A proposal to remove Social Security from the budget is rapidly gaining support in Congress, where Social Security is now dominating the protracted budget debate.
But what would it mean to take Social Security "off-budget"?
"It's a bookkeeping" exercise, according to economist Alan Greenspan, chairman of the National Commission on Social Security. "This is not a budget or an economic issue," he said, but rather "a perception issue."
An act of Congress that moved the Social Security trust funds off-budget would have no effect on payroll taxes that flow into the trust funds; Social Security, Medicare and other payments that come out of these; nor on the amount of money the federal government has to raise in financial markets to cover its total deficit.
But it would reduce the numbers shown in the unified budget, which Congress must approve each year and to which most attention is paid.
Off-budget spending does not go through the normal congressional budget process and is, therefore, not subject to the scrutiny and debate that is focused on the unified budget.
Moving a spending program off-budget can be a handy tool for congressmen who want to keep on spending the money but do not want the spending to show up in the unified budget spending or deficit figures included in the budget resolutions. Last year, for example, the strategic petroleum reserve was moved off-budget during the fierce battle over the 1982 budget.
Congressional supporters of a similar move for Social Security are not advocating it publicly as a way to reduce the unified budget deficit, although it would cut the federal deficit figure--which gets all the attention--by $10.1 billion in fiscal 1983, $13.7 billion in 1984 and $6.5 billion in 1985.
Rather, the supporters say that moving Social Security off-budget would "depoliticize" the issue, by taking it out of the general budget debate.
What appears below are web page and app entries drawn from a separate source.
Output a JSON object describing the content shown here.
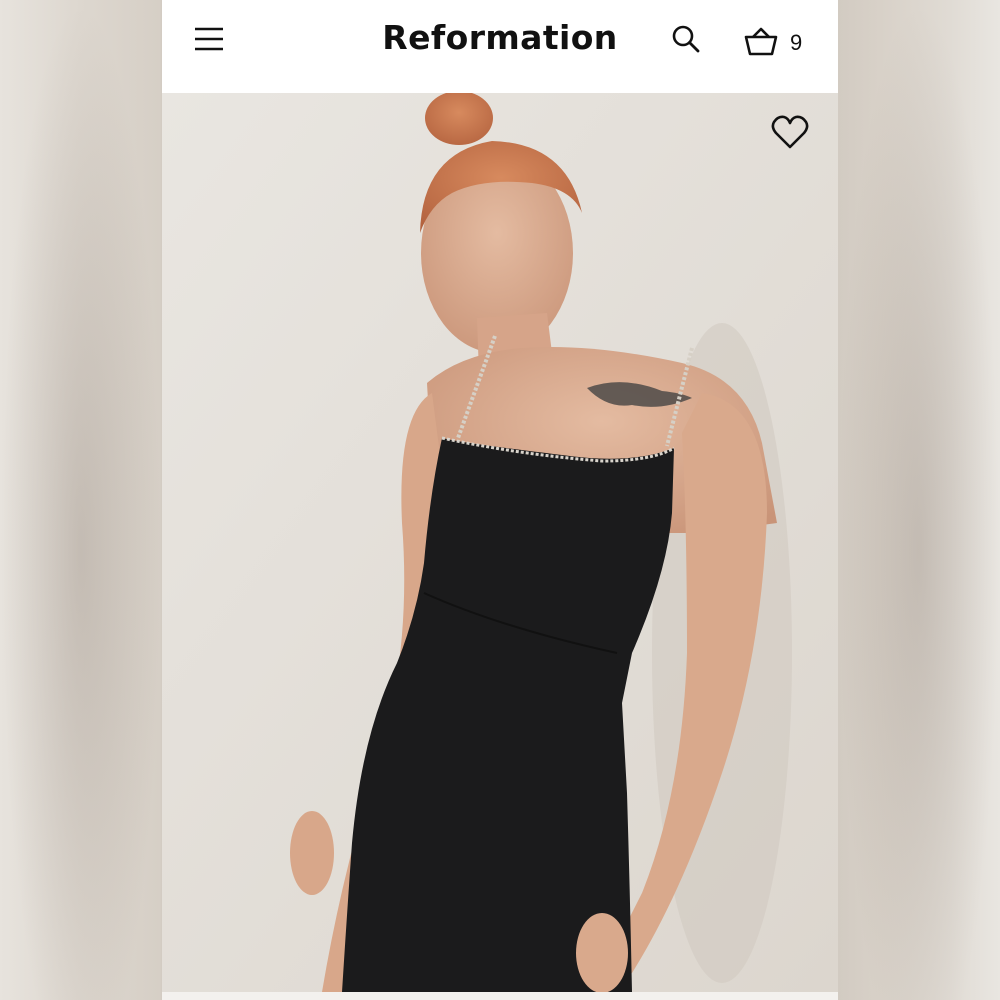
{
  "header": {
    "brand": "Reformation",
    "cart_count": "9",
    "icons": {
      "menu": "hamburger-menu-icon",
      "search": "search-icon",
      "cart": "basket-icon"
    }
  },
  "product": {
    "image": {
      "subject": "model-in-black-mini-dress",
      "colors": {
        "dress": "#1b1b1c",
        "skin": "#dcae92",
        "hair": "#c8734c",
        "backdrop": "#e5e1db"
      }
    },
    "favorite_icon": "heart-outline-icon"
  },
  "colors": {
    "header_bg": "#ffffff",
    "text": "#111111"
  }
}
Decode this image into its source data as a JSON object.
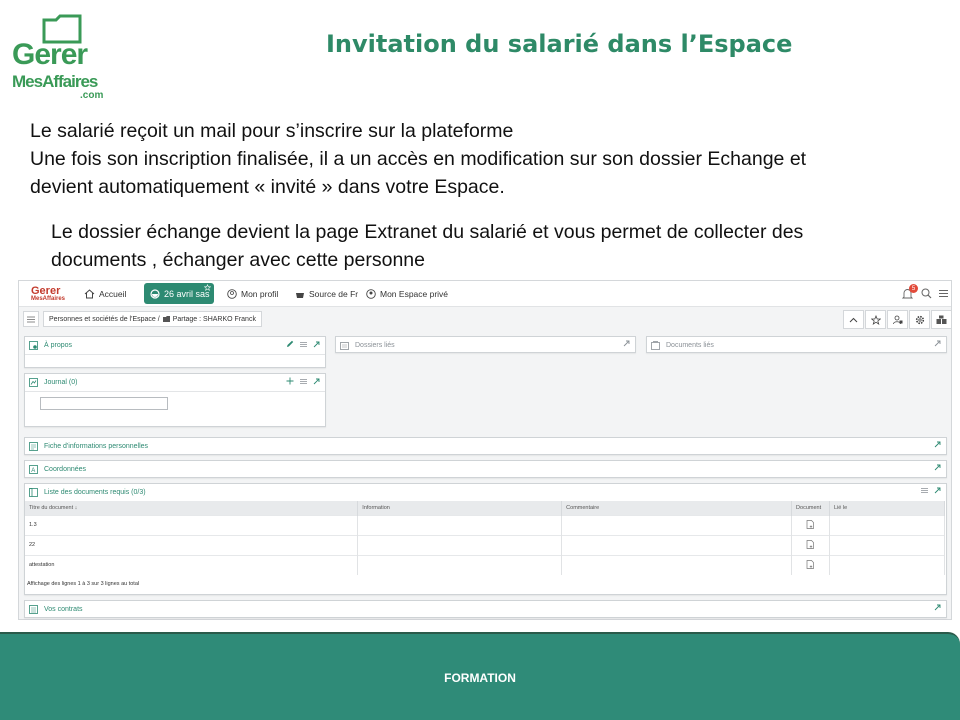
{
  "logo": {
    "line1": "Gerer",
    "line2": "MesAffaires",
    "line3": ".com"
  },
  "slide": {
    "title": "Invitation du salarié dans l’Espace",
    "paragraph1": [
      "Le salarié reçoit  un mail pour s’inscrire sur la plateforme",
      "Une fois son inscription finalisée, il  a un accès en modification sur son dossier Echange et",
      "devient automatiquement « invité » dans votre Espace."
    ],
    "paragraph2": [
      "Le dossier échange  devient la page Extranet du salarié et  vous permet de collecter des",
      "documents , échanger avec cette personne"
    ]
  },
  "app": {
    "logo": {
      "line1": "Gerer",
      "line2": "MesAffaires"
    },
    "nav": {
      "home": "Accueil",
      "date": "26 avril sas",
      "profile": "Mon profil",
      "source": "Source de Fr",
      "private_space": "Mon Espace privé",
      "notification_count": "5"
    },
    "breadcrumb": {
      "path": "Personnes et sociétés de l'Espace /",
      "current": "Partage : SHARKO Franck"
    },
    "panels": {
      "apropos": "À propos",
      "journal": "Journal (0)",
      "dossiers_lies": "Dossiers liés",
      "documents_lies": "Documents liés",
      "fiche": "Fiche d'informations personnelles",
      "coordonnees": "Coordonnées",
      "liste_docs": "Liste des documents requis (0/3)",
      "contrats": "Vos contrats"
    },
    "docs_table": {
      "columns": [
        "Titre du document ↓",
        "Information",
        "Commentaire",
        "Document",
        "Lié le"
      ],
      "rows": [
        {
          "title": "1.3",
          "information": "",
          "comment": "",
          "linked": ""
        },
        {
          "title": "22",
          "information": "",
          "comment": "",
          "linked": ""
        },
        {
          "title": "attestation",
          "information": "",
          "comment": "",
          "linked": ""
        }
      ],
      "footer": "Affichage des lignes 1 à 3 sur 3 lignes au total"
    }
  },
  "footer": {
    "label": "FORMATION"
  },
  "colors": {
    "brand_green": "#3a9a57",
    "teal": "#2d8a72",
    "footer": "#2f8b78",
    "logo_red": "#c33a2c"
  }
}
Opponents--such as Alice Rivlin, director of the bipartisan Congressional Budget Office--say that it would worsen budgetary management. "Both the inflows and payments [of the Social Security trust funds] affect the economy in the same way other taxes and payments do, and it's important for Congress to see them all together," Rivlin said yesterday.
Most budget experts and economists would probably agree. The Social Security trust funds were moved into the unified budget, along with all the other federal trust funds, such as the highway trust fund, on the recommendation of a special nonpartisan task force on "budget concepts" set up in the late 1960s.
The operation of the trust funds was not changed by this move, just as it would not be changed by a move in the other direction now. A congressional research service paper published earlier this month said the original move "did not . . . alter the operation of the Social Security program . . . but merely involved a paper transaction, a new method of budget presentation. The accounting operations of the system, which keep trust fund receipts and expenditures separate from the other federal funds, were not altered in any way."
However, if these expenditures and receipts are included in the unified budget totals, then they clearly affect the overall budget numbers. When Lyndon Johnson first included the trust funds in his January 1968 budget for fiscal 1969, the funds were in surplus. This meant that the deficit looked better after the change than before. The opposite is true now.
The three main Social Security trust funds--Old Age Survivors Insurance, Disability Insurance and Health Insurance--presently are spending more than their revenues from payroll taxes. The difference is met, in an accounting sense, by drawing down previous surpluses run up by the trust funds, but this action adds to the amount of financing that the federal government has to do and now adds to the unified deficit. Moving the funds off-budget would cut 1983 on-budget revenues by $195 billion and spending by $205 billion, according to CBO estimates.
The bill proposed this week by Sen. John Heinz (R-Pa.) would not move the Supplementary Medical Insurance Trust Fund off-budget. This is the only one of the four funds that is heavily financed with money from the so-called General Fund (which includes those federal government's spending and tax operations that are not in a special trust fund), and if it were moved off-budget, the regular transfer from the General Fund would show up as an outlay in the unified budget.
Ironically, the plan for moving Social Security off-budget has support from both conservatives and liberals. One expert pointed out that there are presently two opposing arguments about the relationship between Social Security and the budget.
Conservatives fear that a rising deficit in the trust funds, and unwillingness to cut back benefits or raise payroll taxes, means that Social Security is effectively being financed by taxpayers. It adds to the federal government's deficit just as other spending does. In time, the accounting of the trust fund may be dropped, Social Security included in the General Fund, and there will be no constraint on future Social Security spending, some argue.
Liberals have the opposite fear: that the Social Security trust funds will be pushed into surplus, by cutting benefits or raising payroll taxes, in order to improve the overall budget deficit.